◆ **Data about app and page elements**:

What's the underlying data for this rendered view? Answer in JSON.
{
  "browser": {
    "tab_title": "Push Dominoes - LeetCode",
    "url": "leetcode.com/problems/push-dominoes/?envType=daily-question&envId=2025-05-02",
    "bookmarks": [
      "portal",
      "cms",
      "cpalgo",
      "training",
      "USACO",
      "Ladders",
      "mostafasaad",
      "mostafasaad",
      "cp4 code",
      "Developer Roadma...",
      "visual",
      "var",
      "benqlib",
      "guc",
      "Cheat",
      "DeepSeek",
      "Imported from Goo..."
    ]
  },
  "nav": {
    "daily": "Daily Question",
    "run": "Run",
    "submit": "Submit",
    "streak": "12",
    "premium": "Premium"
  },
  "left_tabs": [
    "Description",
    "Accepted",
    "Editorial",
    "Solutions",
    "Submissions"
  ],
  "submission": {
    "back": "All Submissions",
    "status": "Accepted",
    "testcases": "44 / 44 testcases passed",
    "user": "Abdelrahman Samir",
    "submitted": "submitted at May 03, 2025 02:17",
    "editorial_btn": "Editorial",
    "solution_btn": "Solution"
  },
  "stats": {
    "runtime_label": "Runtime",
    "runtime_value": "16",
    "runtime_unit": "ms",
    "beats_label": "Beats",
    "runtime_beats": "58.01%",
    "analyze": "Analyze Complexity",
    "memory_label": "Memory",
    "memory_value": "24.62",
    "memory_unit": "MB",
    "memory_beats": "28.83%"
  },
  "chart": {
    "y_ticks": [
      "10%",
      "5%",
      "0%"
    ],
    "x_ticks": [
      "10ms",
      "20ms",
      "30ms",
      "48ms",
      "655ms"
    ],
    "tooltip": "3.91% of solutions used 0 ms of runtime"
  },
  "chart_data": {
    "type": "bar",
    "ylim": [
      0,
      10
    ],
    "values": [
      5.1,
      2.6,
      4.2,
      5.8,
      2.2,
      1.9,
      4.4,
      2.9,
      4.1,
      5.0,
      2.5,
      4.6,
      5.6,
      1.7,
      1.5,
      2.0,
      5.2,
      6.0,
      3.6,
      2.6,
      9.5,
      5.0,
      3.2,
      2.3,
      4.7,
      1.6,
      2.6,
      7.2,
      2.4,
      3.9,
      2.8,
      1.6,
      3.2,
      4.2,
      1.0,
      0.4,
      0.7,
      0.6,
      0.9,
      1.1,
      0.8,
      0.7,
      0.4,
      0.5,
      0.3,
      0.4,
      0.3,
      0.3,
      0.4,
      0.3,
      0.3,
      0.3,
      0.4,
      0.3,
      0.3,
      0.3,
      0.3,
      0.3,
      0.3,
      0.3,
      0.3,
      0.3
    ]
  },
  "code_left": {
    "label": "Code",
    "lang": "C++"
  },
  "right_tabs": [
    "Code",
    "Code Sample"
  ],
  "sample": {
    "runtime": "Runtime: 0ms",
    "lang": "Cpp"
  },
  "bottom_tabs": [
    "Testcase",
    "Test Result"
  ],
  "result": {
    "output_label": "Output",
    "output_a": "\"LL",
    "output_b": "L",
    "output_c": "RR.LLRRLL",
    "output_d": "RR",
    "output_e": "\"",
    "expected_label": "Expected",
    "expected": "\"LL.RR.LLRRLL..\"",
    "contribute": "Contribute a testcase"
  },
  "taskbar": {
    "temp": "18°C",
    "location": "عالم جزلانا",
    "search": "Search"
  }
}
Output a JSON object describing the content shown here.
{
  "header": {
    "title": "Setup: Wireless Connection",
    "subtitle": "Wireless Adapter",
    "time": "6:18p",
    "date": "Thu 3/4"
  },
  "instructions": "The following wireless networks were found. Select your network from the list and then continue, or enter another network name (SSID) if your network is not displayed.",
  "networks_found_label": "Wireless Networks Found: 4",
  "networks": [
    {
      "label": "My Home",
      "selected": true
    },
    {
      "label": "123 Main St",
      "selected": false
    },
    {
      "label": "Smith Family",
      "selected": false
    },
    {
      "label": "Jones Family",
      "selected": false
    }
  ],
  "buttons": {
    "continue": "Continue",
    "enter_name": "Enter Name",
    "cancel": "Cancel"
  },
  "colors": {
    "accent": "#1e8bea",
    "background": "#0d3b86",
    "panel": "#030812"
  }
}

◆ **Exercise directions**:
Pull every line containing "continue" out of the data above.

◆ **Exercise response**:
  "instructions": "The following wireless networks were found. Select your network from the list and then continue, or enter another network name (SSID) if your network is not displayed.",
    "continue": "Continue",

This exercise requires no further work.